In the U.S., one out of every 10 Americans suffers from some level of depression, according to the Centers for Disease Control and Prevention. If you’re one of the millions of Americans who suffer from depression, you need to take an active role in your treatment in order to overcome the condition. When it comes to treating depression you’re not just a patient, but part of a two person team with your therapist working towards a common goal.
Of course with depression, you might not feel up to taking an active role in much of anything. You may even begin to develop doubts about whether treatment will ever help to improve your condition. However, no matter how defeated you may feel, you need to continue to push yourself towards getting better. Depression can cause you to feel powerless, but by taking control of your treatment, you can help yourself feel in control once again.
Here are some tips on how to regain control.
Don’t Give Up
When seeking treatment for depression, you need to keep in mind that treatment won’t improve your condition overnight. It can take between four and six weeks before antidepressants take effect, and you may need to try several different types before you find one that works for you. It’s important that you remain patient during the early stages of treatment, and give both therapy and antidepressants a chance to make a difference. When a patient suffering from depression receives the proper medication at the right dosage, and continues to take the medication as directed, treatment succeeds 70 percent of the time.
Take Your Medication as Directed
In order for antidepressants to have a positive effect helping you deal with depression, you need to buildup the medication in your system. This is why it can take several weeks before you start noticing a difference when taking antidepressants. The best way to ensure the medication works as expected is to take your pills at the same time everyday. If you make taking your antidepressants a regular habit like brushing your teeth or eating breakfast, you can help ensure that you don’t miss any dosages, which could delay the drug taking effect.
Never Stop Taking Your Medication Without Doctor Approval
If you decide to stop taking your medication overnight, you could suffer serious side effects. If for some reason you need to stop taking your antidepressants, talk with your doctor, who may decide to slowly reduce your dose. Many people suffering from depression mistakenly believe they can stop taking their medication once they begin to feel better. However, by no longer taking your the medication, you may cause your depression to return.
Change Your Lifestyle
There are a number of lifestyle changes you can make that will help to supplement your treatment for depression. Changing your diet to include more fruits and vegetables, while eating less sugar and fat, avoiding the use of alcohol, and getting plenty of rest can all make a major difference when trying to fight depression. Studies have also shown that regular exercise can make a positive difference dealing with the symptoms of depression.

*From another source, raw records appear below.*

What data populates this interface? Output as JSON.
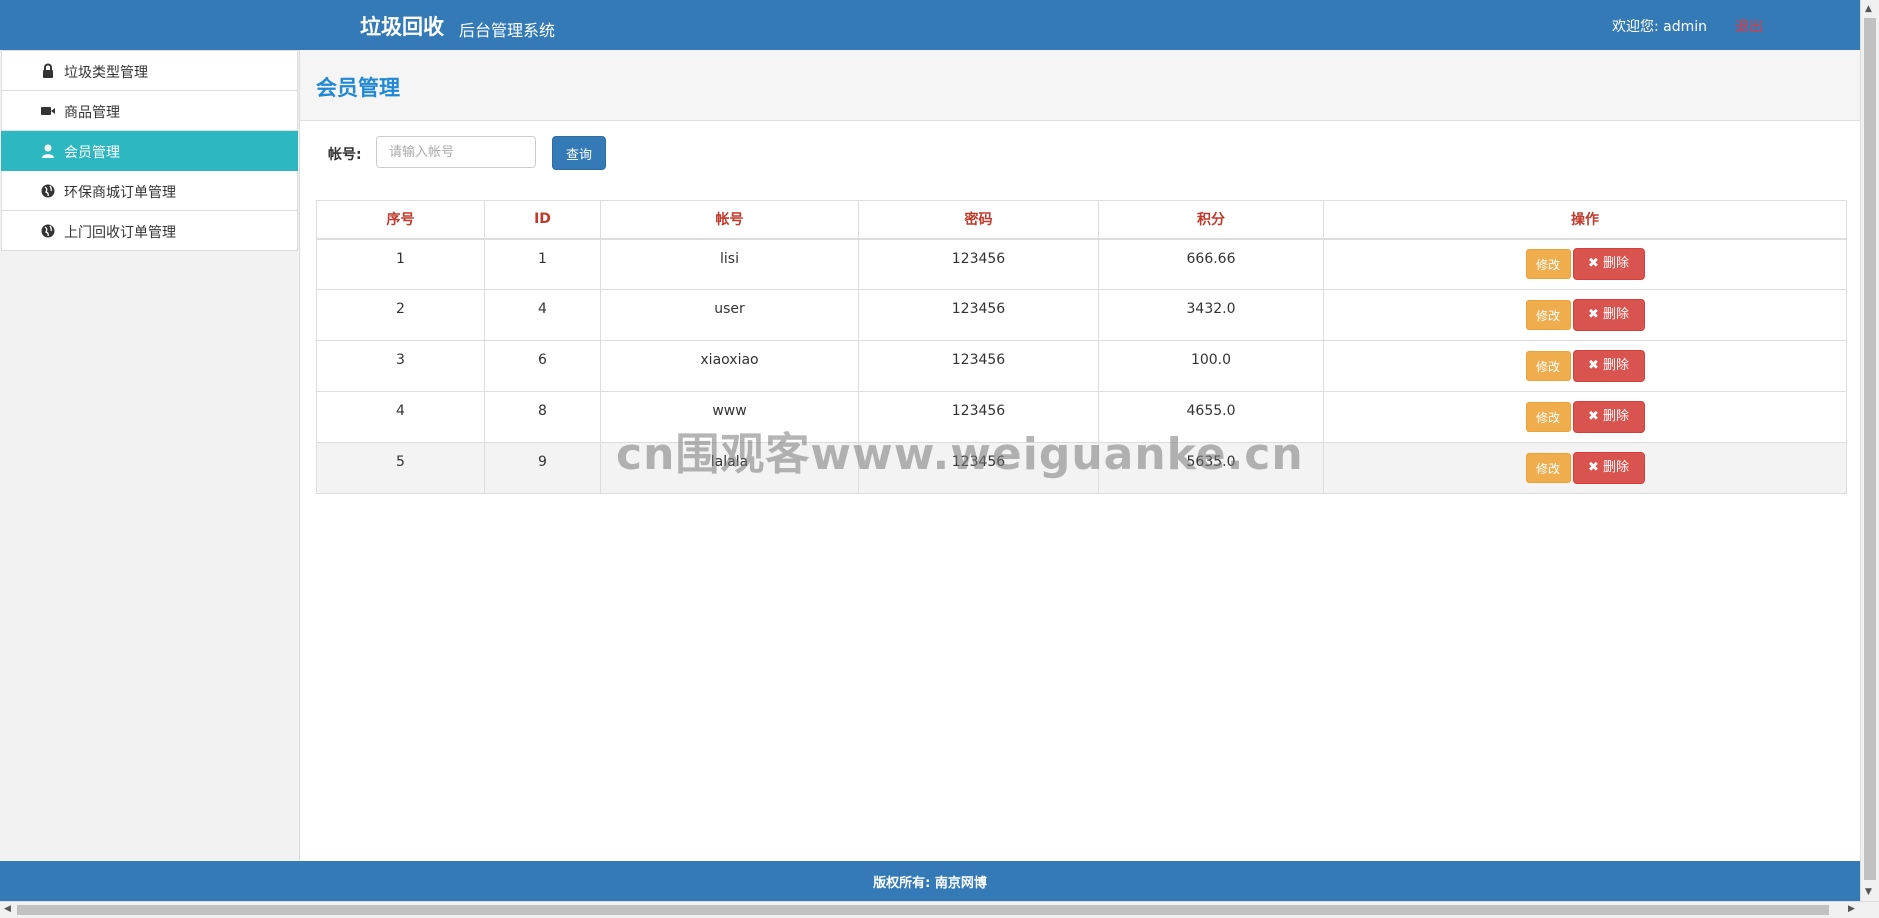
{
  "header": {
    "brand": "垃圾回收",
    "subtitle": "后台管理系统",
    "welcome": "欢迎您: admin",
    "logout": "退出"
  },
  "sidebar": {
    "items": [
      {
        "label": "垃圾类型管理",
        "icon": "lock-icon"
      },
      {
        "label": "商品管理",
        "icon": "video-icon"
      },
      {
        "label": "会员管理",
        "icon": "user-icon",
        "active": true
      },
      {
        "label": "环保商城订单管理",
        "icon": "globe-icon"
      },
      {
        "label": "上门回收订单管理",
        "icon": "globe-icon"
      }
    ]
  },
  "main": {
    "title": "会员管理",
    "search": {
      "label": "帐号:",
      "placeholder": "请输入帐号",
      "value": "",
      "button": "查询"
    },
    "table": {
      "headers": [
        "序号",
        "ID",
        "帐号",
        "密码",
        "积分",
        "操作"
      ],
      "rows": [
        [
          "1",
          "1",
          "lisi",
          "123456",
          "666.66"
        ],
        [
          "2",
          "4",
          "user",
          "123456",
          "3432.0"
        ],
        [
          "3",
          "6",
          "xiaoxiao",
          "123456",
          "100.0"
        ],
        [
          "4",
          "8",
          "www",
          "123456",
          "4655.0"
        ],
        [
          "5",
          "9",
          "lalala",
          "123456",
          "5635.0"
        ]
      ],
      "edit_label": "修改",
      "delete_label": "删除"
    }
  },
  "watermark": "cn围观客www.weiguanke.cn",
  "footer": {
    "text": "版权所有: 南京网博"
  },
  "colors": {
    "header": "#337ab7",
    "active_nav": "#2cb7c1",
    "title": "#2189d4",
    "header_text": "#c0392b",
    "edit_button": "#f0ad4e",
    "delete_button": "#d9534f",
    "logout": "#e8353b"
  }
}
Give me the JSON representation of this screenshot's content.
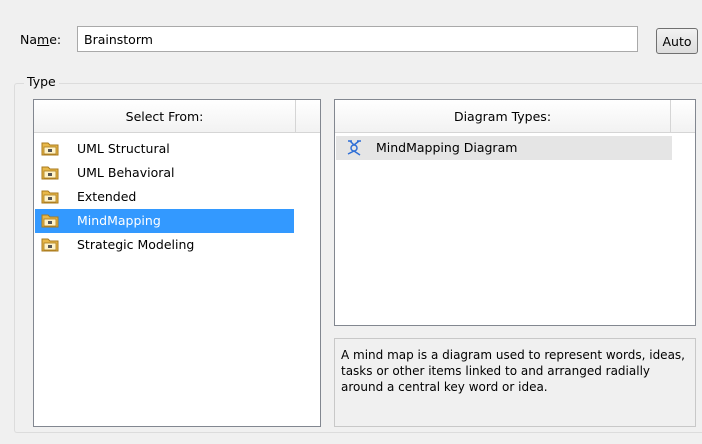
{
  "name": {
    "label_prefix": "Na",
    "label_mnemonic": "m",
    "label_suffix": "e:",
    "value": "Brainstorm",
    "auto_label": "Auto"
  },
  "type_group": {
    "label": "Type"
  },
  "select_from": {
    "header": "Select From:",
    "items": [
      {
        "label": "UML Structural",
        "icon": "package-folder-icon",
        "selected": false
      },
      {
        "label": "UML Behavioral",
        "icon": "package-folder-icon",
        "selected": false
      },
      {
        "label": "Extended",
        "icon": "package-folder-icon",
        "selected": false
      },
      {
        "label": "MindMapping",
        "icon": "package-folder-icon",
        "selected": true
      },
      {
        "label": "Strategic Modeling",
        "icon": "package-folder-icon",
        "selected": false
      }
    ]
  },
  "diagram_types": {
    "header": "Diagram Types:",
    "items": [
      {
        "label": "MindMapping Diagram",
        "icon": "mindmap-diagram-icon"
      }
    ]
  },
  "description": "A mind map is a diagram used to represent words, ideas, tasks or other items linked to and arranged radially around a central key word or idea.",
  "colors": {
    "selection": "#3399ff",
    "folder": "#e8b84a",
    "folder_dark": "#a97a1c",
    "mindmap_icon": "#2f6fd6"
  }
}
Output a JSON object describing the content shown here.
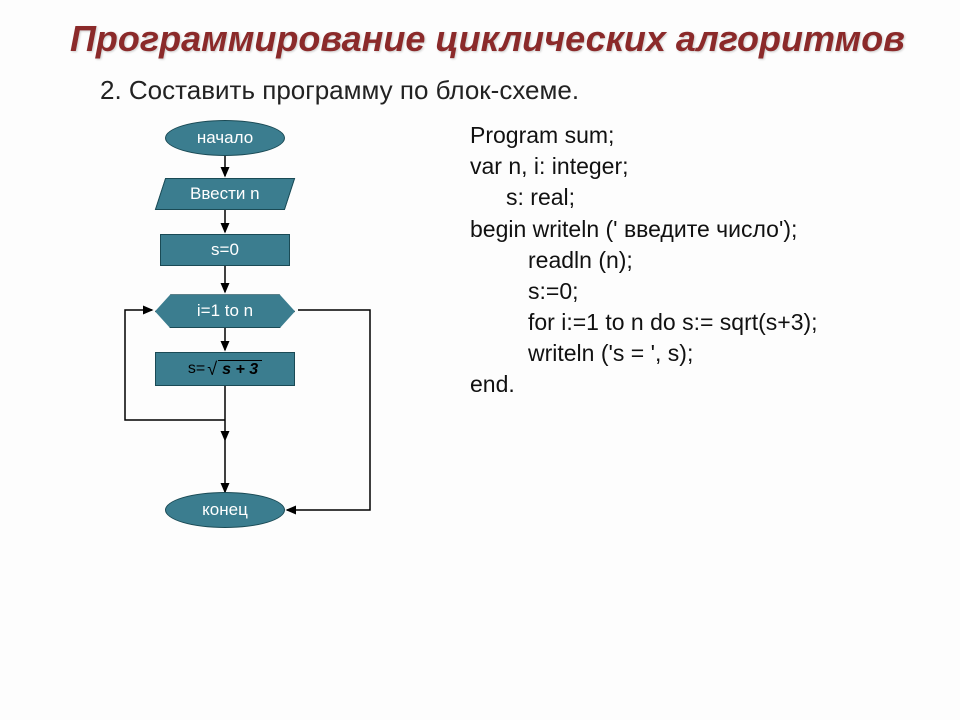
{
  "title": "Программирование циклических алгоритмов",
  "subtitle": "2. Составить программу по блок-схеме.",
  "flowchart": {
    "start": "начало",
    "input": "Ввести n",
    "init": "s=0",
    "loop": "i=1 to n",
    "assign_prefix": "s=",
    "assign_expr": "s + 3",
    "end": "конец"
  },
  "code": {
    "l1": "Program sum;",
    "l2": "var n, i: integer;",
    "l3": "s: real;",
    "l4": "begin writeln (' введите число');",
    "l5": "readln (n);",
    "l6": "s:=0;",
    "l7": "for i:=1 to n do s:= sqrt(s+3);",
    "l8": "writeln ('s = ', s);",
    "l9": "end."
  }
}
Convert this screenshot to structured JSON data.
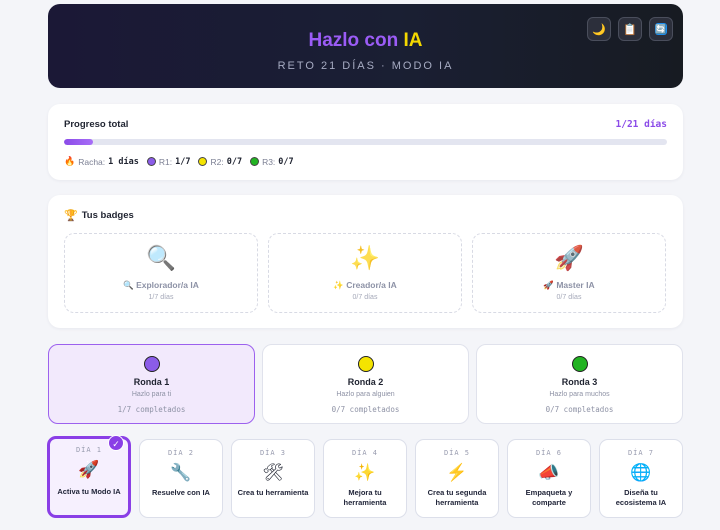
{
  "header": {
    "title_part1": "Hazlo con ",
    "title_part2": "IA",
    "subtitle": "RETO 21 DÍAS · MODO IA",
    "buttons": [
      {
        "icon": "moon-icon",
        "glyph": "🌙"
      },
      {
        "icon": "clipboard-icon",
        "glyph": "📋"
      },
      {
        "icon": "refresh-icon",
        "glyph": "🔄"
      }
    ]
  },
  "progress": {
    "label": "Progreso total",
    "count": "1/21 días",
    "fraction": 0.048,
    "streak_label": "Racha:",
    "streak_value": "1 días",
    "rounds": [
      {
        "label": "R1:",
        "value": "1/7",
        "color": "#8b5ce8"
      },
      {
        "label": "R2:",
        "value": "0/7",
        "color": "#f4e400"
      },
      {
        "label": "R3:",
        "value": "0/7",
        "color": "#22b322"
      }
    ]
  },
  "badges": {
    "title": "Tus badges",
    "items": [
      {
        "icon": "magnifier-icon",
        "big": "🔍",
        "small": "🔍",
        "name": "Explorador/a IA",
        "days": "1/7 días"
      },
      {
        "icon": "sparkles-icon",
        "big": "✨",
        "small": "✨",
        "name": "Creador/a IA",
        "days": "0/7 días"
      },
      {
        "icon": "rocket-icon",
        "big": "🚀",
        "small": "🚀",
        "name": "Master IA",
        "days": "0/7 días"
      }
    ]
  },
  "rounds": [
    {
      "name": "Ronda 1",
      "sub": "Hazlo para ti",
      "count": "1/7 completados",
      "color": "#8b5ce8",
      "active": true
    },
    {
      "name": "Ronda 2",
      "sub": "Hazlo para alguien",
      "count": "0/7 completados",
      "color": "#f4e400",
      "active": false
    },
    {
      "name": "Ronda 3",
      "sub": "Hazlo para muchos",
      "count": "0/7 completados",
      "color": "#22b322",
      "active": false
    }
  ],
  "days": [
    {
      "num": "DÍA 1",
      "icon": "rocket-icon",
      "glyph": "🚀",
      "label": "Activa tu Modo IA",
      "done": true
    },
    {
      "num": "DÍA 2",
      "icon": "wrench-icon",
      "glyph": "🔧",
      "label": "Resuelve con IA",
      "done": false
    },
    {
      "num": "DÍA 3",
      "icon": "tools-icon",
      "glyph": "🛠",
      "label": "Crea tu herramienta",
      "done": false
    },
    {
      "num": "DÍA 4",
      "icon": "sparkles-icon",
      "glyph": "✨",
      "label": "Mejora tu herramienta",
      "done": false
    },
    {
      "num": "DÍA 5",
      "icon": "lightning-icon",
      "glyph": "⚡",
      "label": "Crea tu segunda herramienta",
      "done": false
    },
    {
      "num": "DÍA 6",
      "icon": "megaphone-icon",
      "glyph": "📣",
      "label": "Empaqueta y comparte",
      "done": false
    },
    {
      "num": "DÍA 7",
      "icon": "globe-icon",
      "glyph": "🌐",
      "label": "Diseña tu ecosistema IA",
      "done": false
    }
  ]
}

Dealing with depression can take a lot of energy and leave you with little left to handle the stress of day-to-day life. To help you reduce stress, ask friends and family for assistance dealing with stressors in your daily life, such as errands or housework. If you feel stressed at work, talk with your employer to determine if you can scale back some of your responsibilities.
Be Open During Therapy
While it can be difficult to open up during therapy, concealing how you feel or not telling the truth will only make the process less effective. If you don’t care for or have doubts about your therapist’s technique or approach, make sure to vocalize your concerns. Remember, your therapist’s primary goal is to help you get better, and he or she will want to hear your thoughts about the treatment process. By being open and honest, the two of you can work towards a more effective treatment solution.
Be Open to New Ideas
When discussing therapy approaches, you need to keep an open mind to what your therapist suggests even if it sound strange or different. Your therapist may also push you to do things that feel uncomfortable or awkward. You need to try and stay open to these ideas, and give new approaches a chance to work. You may find them more beneficial than you initially thought.
Timothy Lemke is a freelance health writer. To read more of his work, visit the website of Dr. Lori Lemire, a dentist in Coos Bay, OR.